# App and web page records
──────────────────────────────
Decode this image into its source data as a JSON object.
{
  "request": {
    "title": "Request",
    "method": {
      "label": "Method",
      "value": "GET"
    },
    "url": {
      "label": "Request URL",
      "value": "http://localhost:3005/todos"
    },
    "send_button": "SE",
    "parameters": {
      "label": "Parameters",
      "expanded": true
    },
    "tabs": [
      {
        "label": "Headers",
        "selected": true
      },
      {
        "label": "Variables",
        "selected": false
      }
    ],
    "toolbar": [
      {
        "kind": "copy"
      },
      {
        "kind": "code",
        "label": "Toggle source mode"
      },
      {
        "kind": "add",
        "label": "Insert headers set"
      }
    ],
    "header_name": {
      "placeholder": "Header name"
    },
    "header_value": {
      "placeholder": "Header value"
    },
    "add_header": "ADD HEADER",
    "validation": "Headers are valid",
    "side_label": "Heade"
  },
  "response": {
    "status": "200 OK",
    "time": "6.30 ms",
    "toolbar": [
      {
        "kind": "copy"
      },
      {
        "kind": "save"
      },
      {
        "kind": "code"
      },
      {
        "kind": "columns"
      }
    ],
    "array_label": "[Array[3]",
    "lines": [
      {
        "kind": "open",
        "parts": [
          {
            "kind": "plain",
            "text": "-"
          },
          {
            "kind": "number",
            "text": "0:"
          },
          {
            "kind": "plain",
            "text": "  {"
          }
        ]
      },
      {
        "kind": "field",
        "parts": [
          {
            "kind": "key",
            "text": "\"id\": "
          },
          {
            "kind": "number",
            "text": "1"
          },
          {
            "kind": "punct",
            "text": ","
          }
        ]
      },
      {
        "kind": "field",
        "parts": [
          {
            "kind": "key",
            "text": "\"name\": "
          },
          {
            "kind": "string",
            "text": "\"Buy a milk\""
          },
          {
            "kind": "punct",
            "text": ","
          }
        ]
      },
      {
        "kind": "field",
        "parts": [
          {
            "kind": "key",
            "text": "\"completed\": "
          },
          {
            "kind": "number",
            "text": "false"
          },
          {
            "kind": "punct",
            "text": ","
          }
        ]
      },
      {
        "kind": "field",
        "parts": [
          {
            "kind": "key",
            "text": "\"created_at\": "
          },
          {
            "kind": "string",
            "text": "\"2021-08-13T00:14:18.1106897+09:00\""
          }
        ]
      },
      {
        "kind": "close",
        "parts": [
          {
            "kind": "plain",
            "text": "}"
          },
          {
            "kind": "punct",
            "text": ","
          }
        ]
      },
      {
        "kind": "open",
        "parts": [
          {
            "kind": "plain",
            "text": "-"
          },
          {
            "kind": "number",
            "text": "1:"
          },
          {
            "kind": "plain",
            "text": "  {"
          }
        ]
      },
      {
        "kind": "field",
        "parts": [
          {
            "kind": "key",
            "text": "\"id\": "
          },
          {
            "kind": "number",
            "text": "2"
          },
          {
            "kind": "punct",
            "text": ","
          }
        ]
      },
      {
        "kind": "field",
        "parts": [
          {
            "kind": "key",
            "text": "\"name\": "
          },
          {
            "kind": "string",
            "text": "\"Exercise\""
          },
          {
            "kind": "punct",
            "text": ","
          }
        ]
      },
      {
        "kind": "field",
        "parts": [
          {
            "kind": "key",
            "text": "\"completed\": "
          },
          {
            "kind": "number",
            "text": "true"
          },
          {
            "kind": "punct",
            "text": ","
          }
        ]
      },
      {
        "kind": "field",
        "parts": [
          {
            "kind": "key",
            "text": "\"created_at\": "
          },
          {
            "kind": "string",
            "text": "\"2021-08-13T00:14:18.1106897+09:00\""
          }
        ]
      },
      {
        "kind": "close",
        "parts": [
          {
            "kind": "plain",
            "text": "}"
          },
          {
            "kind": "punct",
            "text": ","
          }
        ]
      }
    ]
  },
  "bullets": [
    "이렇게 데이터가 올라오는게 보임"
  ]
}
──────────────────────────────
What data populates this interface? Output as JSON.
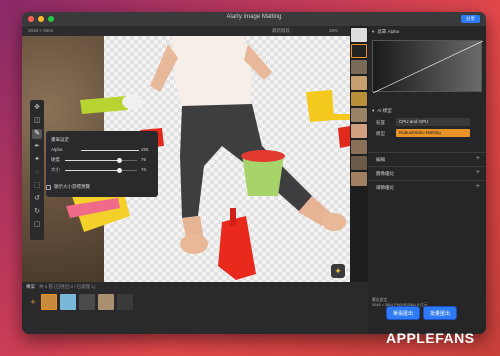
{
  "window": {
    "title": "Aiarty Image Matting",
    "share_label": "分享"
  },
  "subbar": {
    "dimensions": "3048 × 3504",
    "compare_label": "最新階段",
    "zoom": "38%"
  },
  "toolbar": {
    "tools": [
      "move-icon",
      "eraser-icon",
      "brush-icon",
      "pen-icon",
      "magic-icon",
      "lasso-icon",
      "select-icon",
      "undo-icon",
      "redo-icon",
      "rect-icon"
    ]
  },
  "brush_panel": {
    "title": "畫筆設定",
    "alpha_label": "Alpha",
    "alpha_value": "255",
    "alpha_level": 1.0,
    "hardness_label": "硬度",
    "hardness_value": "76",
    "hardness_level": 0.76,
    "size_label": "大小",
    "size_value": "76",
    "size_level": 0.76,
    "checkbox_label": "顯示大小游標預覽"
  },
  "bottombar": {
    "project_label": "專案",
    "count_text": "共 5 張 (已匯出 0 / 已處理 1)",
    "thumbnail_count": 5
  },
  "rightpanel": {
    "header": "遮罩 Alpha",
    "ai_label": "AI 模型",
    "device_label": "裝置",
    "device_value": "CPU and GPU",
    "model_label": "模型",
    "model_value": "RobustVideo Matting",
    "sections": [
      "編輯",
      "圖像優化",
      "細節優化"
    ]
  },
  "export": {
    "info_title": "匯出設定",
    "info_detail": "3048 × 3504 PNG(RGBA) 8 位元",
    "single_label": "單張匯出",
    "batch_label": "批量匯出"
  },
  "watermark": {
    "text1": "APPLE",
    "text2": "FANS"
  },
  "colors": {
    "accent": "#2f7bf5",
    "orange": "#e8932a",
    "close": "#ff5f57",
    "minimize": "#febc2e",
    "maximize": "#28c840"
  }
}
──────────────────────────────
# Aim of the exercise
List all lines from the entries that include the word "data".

# Exercise answer
Decode this image into its source data as a JSON object.
What data populates this interface? Output as JSON.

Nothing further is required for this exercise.